ok. i was able to get a tool path to complete in fusion. i opened the modified file from inkscape, extruded it. moved into manufature and selected the face. the result was not perfect as i scaled it down to 7.5 inches x 32 inches. i wanted to use a scrap piece of metal for the initial test. due to this scale i took the tool paths minimimium spacings lower than my plasma torch is able to achieve…however what i did wind up with i am blown away by. tomorrow i will run the existing tool path again but not scale it down so small. i think it will turn out well. tomorrow i intend to utilize the method described by @TinWhisperer as well. I am interested in a side by side comparison. i have a feeling the cut time and resolution will be better with the TinWhispers’ method but the method i tried today i think might be easier for some of us technically challenged folks…lol. here are some photos of my results today. everlast 52i. 75psi air pressure. 28 amps. nominal THC set to 35 volts cutting on 16 gauge steel at 100ipm. i set my tool path to not have any lead ins or lead outs.

1 Like

Try using the Simplify operation once or twice on the resulting path. It will clean out a lot of superfluous nodes. The more you use it on the vector, the more you lose nodes so there will be a loss of detail if you do it too often so I generally just use it a couple of times.


is this a command in fusion? where might i find it? is this something applied after the tool path is generated? is there any method to initially doing that to a dxf that is huge like that? @jamesdhatch
thank you

I have not used that feature in fusion 360 yet.
I’ll check it out, thank you.

It’s a command in Inkscape, under Path menu, I believe…


No, it’s in Inkscape. You mentioned that you brought it into Inkscape and then exported the design to be used in Fusion. While you’ve got the file in Inkscape is when to use Simplify.

1 Like

i tried that in inkscape. it does simplify the path but just applying it one time made the the file unusable.
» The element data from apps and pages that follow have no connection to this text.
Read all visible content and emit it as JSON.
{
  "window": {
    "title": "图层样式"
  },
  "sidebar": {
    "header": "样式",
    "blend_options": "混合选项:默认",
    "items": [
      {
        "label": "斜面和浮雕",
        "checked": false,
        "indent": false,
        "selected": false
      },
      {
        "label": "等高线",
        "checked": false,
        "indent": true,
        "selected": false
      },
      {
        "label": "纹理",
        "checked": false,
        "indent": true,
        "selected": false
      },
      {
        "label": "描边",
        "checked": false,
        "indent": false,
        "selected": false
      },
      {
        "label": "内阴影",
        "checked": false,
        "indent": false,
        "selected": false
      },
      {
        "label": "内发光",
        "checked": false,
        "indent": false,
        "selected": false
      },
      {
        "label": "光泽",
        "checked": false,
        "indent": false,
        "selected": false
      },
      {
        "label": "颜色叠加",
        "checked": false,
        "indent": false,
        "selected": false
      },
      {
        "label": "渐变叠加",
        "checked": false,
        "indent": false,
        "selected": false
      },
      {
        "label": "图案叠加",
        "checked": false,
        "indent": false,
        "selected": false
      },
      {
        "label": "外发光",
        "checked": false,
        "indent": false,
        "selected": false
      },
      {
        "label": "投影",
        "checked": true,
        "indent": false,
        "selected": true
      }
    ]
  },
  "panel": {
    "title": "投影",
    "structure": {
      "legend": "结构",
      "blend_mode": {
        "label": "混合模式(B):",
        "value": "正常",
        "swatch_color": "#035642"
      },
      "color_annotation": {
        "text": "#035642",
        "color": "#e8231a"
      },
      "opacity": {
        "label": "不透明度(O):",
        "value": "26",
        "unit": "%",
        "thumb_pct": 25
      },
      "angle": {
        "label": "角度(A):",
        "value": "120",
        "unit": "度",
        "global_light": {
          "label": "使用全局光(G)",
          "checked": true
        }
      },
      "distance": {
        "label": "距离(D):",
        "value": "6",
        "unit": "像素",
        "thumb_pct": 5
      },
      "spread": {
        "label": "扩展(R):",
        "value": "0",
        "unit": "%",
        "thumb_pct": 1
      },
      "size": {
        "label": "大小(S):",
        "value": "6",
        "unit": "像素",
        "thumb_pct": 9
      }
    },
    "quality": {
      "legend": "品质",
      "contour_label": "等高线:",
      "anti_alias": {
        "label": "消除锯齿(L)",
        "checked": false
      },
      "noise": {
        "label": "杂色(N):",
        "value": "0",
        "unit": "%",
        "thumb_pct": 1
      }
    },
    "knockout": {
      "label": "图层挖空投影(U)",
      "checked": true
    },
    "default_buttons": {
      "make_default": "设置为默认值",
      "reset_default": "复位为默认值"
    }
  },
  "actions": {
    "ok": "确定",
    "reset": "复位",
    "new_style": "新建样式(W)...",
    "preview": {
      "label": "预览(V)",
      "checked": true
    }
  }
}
However I did it after commanding it to change stroke to path. Perhaps it would not change the file so radically if I simplified before converting stroke to path?